H. Organizational Culture
a. What kind of culture will you create? Be sure to discuss all three levels of culture.
b. HOW will you create that culture? Be realistic here – what will it take to create the culture you intend?
c. Note that although your group wrote about culture in the Initial Plan, you will describe the culture more fully here, using course concepts related to organizational culture
I. Leadership Philosophy
a. Who in the organization will have leadership roles, and how will that leadership be exercised? What kind of leadership?
b. How will you ensure ethical leadership?
J. Management & Staff
a. Describe what job each group member would take in the organization
There are 6 members in the group:
Female A: shy, Asian, english as second language, discrete and responsible
Female B: Black, hardworking, humble and independent
Female C: Hispanic, affable, observant and intelligent
Male A: Asian, outgoing, confident and imaginative
Male B: White, confident, valiant, dependable and optimistic
Male C: Asian, precise, exuberant, suave
(e.g. president, engineer, vice-president of marketing, sales person, director of operations, etc) and a brief justification. Does the job fit with the person’s skills and personality? Does the job provide opportunity for the person to grow/develop?
There are no minimum or maximum page requirements, except as noted for specific sections above; instead, what is essential is for you to write in a way that amply describes the details of your organization while applying course concepts. In other words, write as if your audience is a college-educated colleague who has not had the benefit of taking this course. When you use a course concept, you must define it. However, you should be sure not to plagiarize the textbook or other source. If you wish to quote the textbook or other source while defining concepts, that is fine; but you should not copy text from a source without quotation and citation.

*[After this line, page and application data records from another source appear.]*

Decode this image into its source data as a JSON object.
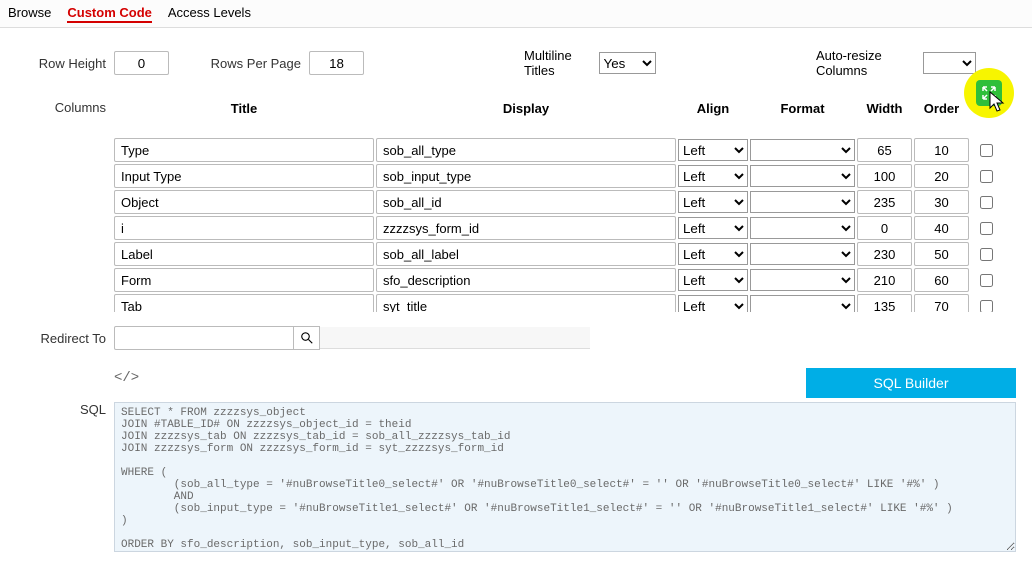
{
  "tabs": {
    "browse": "Browse",
    "custom_code": "Custom Code",
    "access_levels": "Access Levels"
  },
  "settings": {
    "row_height_label": "Row Height",
    "row_height_value": "0",
    "rows_per_page_label": "Rows Per Page",
    "rows_per_page_value": "18",
    "multiline_titles_label": "Multiline Titles",
    "multiline_titles_value": "Yes",
    "auto_resize_label": "Auto-resize Columns",
    "auto_resize_value": ""
  },
  "columns": {
    "section_label": "Columns",
    "headers": {
      "title": "Title",
      "display": "Display",
      "align": "Align",
      "format": "Format",
      "width": "Width",
      "order": "Order"
    },
    "rows": [
      {
        "title": "Type",
        "display": "sob_all_type",
        "align": "Left",
        "format": "",
        "width": "65",
        "order": "10"
      },
      {
        "title": "Input Type",
        "display": "sob_input_type",
        "align": "Left",
        "format": "",
        "width": "100",
        "order": "20"
      },
      {
        "title": "Object",
        "display": "sob_all_id",
        "align": "Left",
        "format": "",
        "width": "235",
        "order": "30"
      },
      {
        "title": "i",
        "display": "zzzzsys_form_id",
        "align": "Left",
        "format": "",
        "width": "0",
        "order": "40"
      },
      {
        "title": "Label",
        "display": "sob_all_label",
        "align": "Left",
        "format": "",
        "width": "230",
        "order": "50"
      },
      {
        "title": "Form",
        "display": "sfo_description",
        "align": "Left",
        "format": "",
        "width": "210",
        "order": "60"
      },
      {
        "title": "Tab",
        "display": "syt_title",
        "align": "Left",
        "format": "",
        "width": "135",
        "order": "70"
      }
    ]
  },
  "redirect": {
    "label": "Redirect To",
    "value": "",
    "icon": "search-icon"
  },
  "sql": {
    "label": "SQL",
    "code_icon_text": "</>",
    "button_label": "SQL Builder",
    "content": "SELECT * FROM zzzzsys_object\nJOIN #TABLE_ID# ON zzzzsys_object_id = theid\nJOIN zzzzsys_tab ON zzzzsys_tab_id = sob_all_zzzzsys_tab_id\nJOIN zzzzsys_form ON zzzzsys_form_id = syt_zzzzsys_form_id\n\nWHERE (\n        (sob_all_type = '#nuBrowseTitle0_select#' OR '#nuBrowseTitle0_select#' = '' OR '#nuBrowseTitle0_select#' LIKE '#%' )\n        AND\n        (sob_input_type = '#nuBrowseTitle1_select#' OR '#nuBrowseTitle1_select#' = '' OR '#nuBrowseTitle1_select#' LIKE '#%' )\n)\n\nORDER BY sfo_description, sob_input_type, sob_all_id"
  }
}
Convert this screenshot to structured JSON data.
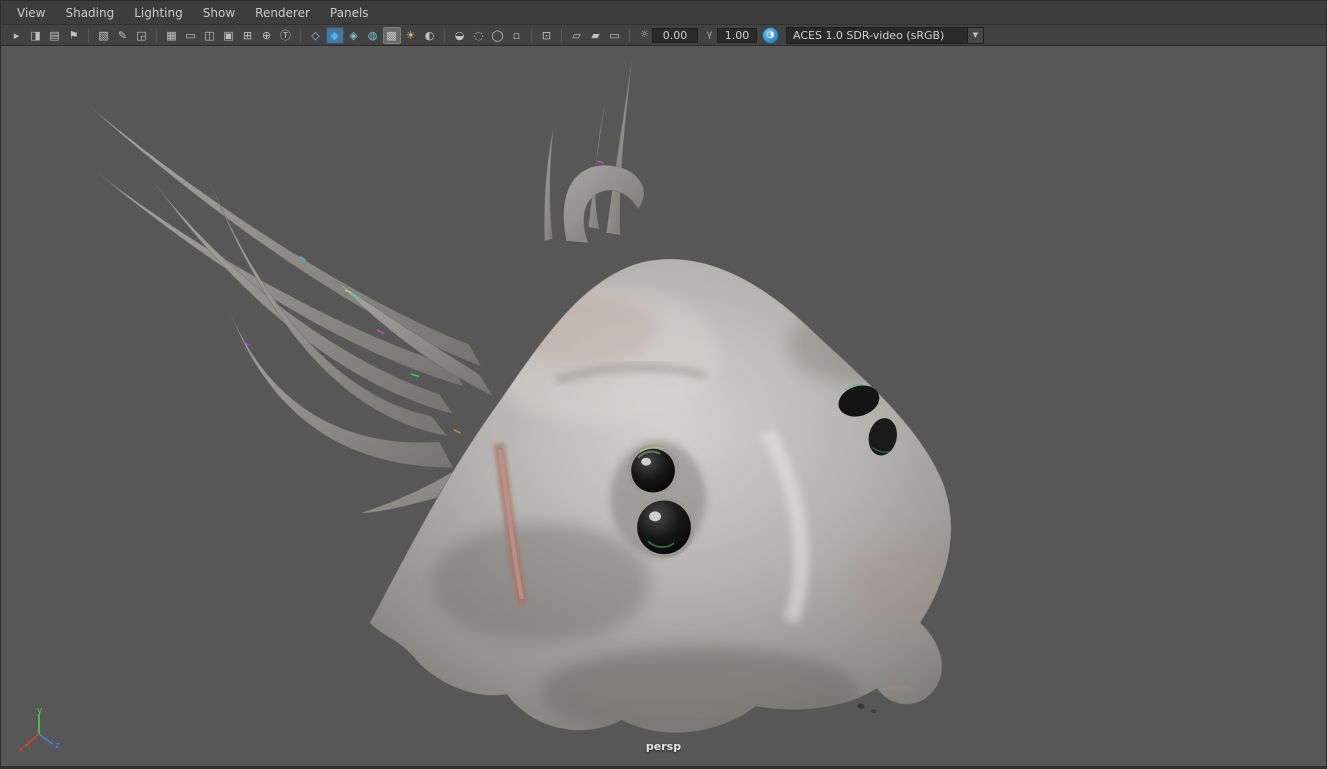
{
  "menubar": {
    "items": [
      {
        "name": "menu-view",
        "label": "View"
      },
      {
        "name": "menu-shading",
        "label": "Shading"
      },
      {
        "name": "menu-lighting",
        "label": "Lighting"
      },
      {
        "name": "menu-show",
        "label": "Show"
      },
      {
        "name": "menu-renderer",
        "label": "Renderer"
      },
      {
        "name": "menu-panels",
        "label": "Panels"
      }
    ]
  },
  "toolbar": {
    "group_camera": [
      {
        "name": "select-camera-icon",
        "glyph": "▸"
      },
      {
        "name": "lock-camera-icon",
        "glyph": "◨"
      },
      {
        "name": "camera-attributes-icon",
        "glyph": "▤"
      },
      {
        "name": "bookmark-icon",
        "glyph": "⚑"
      }
    ],
    "group_image": [
      {
        "name": "image-plane-icon",
        "glyph": "▧"
      },
      {
        "name": "grease-pencil-icon",
        "glyph": "✎"
      },
      {
        "name": "pan-zoom-icon",
        "glyph": "◲"
      }
    ],
    "group_gates": [
      {
        "name": "grid-icon",
        "glyph": "▦"
      },
      {
        "name": "film-gate-icon",
        "glyph": "▭"
      },
      {
        "name": "resolution-gate-icon",
        "glyph": "◫"
      },
      {
        "name": "gate-mask-icon",
        "glyph": "▣"
      },
      {
        "name": "field-chart-icon",
        "glyph": "⊞"
      },
      {
        "name": "safe-action-icon",
        "glyph": "⊕"
      },
      {
        "name": "safe-title-icon",
        "glyph": "Ⓣ"
      }
    ],
    "group_shading": [
      {
        "name": "wireframe-icon",
        "glyph": "◇",
        "color": "#8fb8cc"
      },
      {
        "name": "smooth-shade-icon",
        "glyph": "◆",
        "color": "#45b8e8",
        "active": "blue"
      },
      {
        "name": "flat-shade-icon",
        "glyph": "◈",
        "color": "#79c0d8"
      },
      {
        "name": "textured-icon",
        "glyph": "◍",
        "color": "#79c0d8"
      },
      {
        "name": "use-default-material-icon",
        "glyph": "▩",
        "active": "soft"
      },
      {
        "name": "lights-icon",
        "glyph": "☀",
        "color": "#d6c87e"
      },
      {
        "name": "shadows-icon",
        "glyph": "◐"
      }
    ],
    "group_render_fx": [
      {
        "name": "occlusion-icon",
        "glyph": "◒"
      },
      {
        "name": "motion-blur-icon",
        "glyph": "◌"
      },
      {
        "name": "depth-of-field-icon",
        "glyph": "◯"
      },
      {
        "name": "anti-alias-icon",
        "glyph": "▫"
      }
    ],
    "group_isolate": [
      {
        "name": "isolate-select-icon",
        "glyph": "⊡"
      }
    ],
    "group_xray": [
      {
        "name": "xray-icon",
        "glyph": "▱"
      },
      {
        "name": "xray-joints-icon",
        "glyph": "▰"
      },
      {
        "name": "plate-icon",
        "glyph": "▭"
      }
    ],
    "exposure": {
      "icon_glyph": "☼",
      "value": "0.00"
    },
    "gamma": {
      "icon_glyph": "γ",
      "value": "1.00"
    },
    "color_management_glyph": "◑",
    "view_transform": {
      "value": "ACES 1.0 SDR-video (sRGB)"
    },
    "dropdown_arrow_glyph": "▼"
  },
  "viewport": {
    "camera_label": "persp",
    "axis_labels": {
      "x": "x",
      "y": "y",
      "z": "z"
    },
    "colors": {
      "background": "#575757",
      "x_axis": "#e03a3a",
      "y_axis": "#4ad24a",
      "z_axis": "#4a7de0",
      "accent_blue": "#4aa3df"
    }
  }
}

In the interests of readability (and to show that you really know the concepts well), you may want to define course concepts in your own words, rather than quoting the textbook/readings.
Textbook: ORGB3, Student Edition, By: Nelson/Quick, ISBN-13: 9781133191193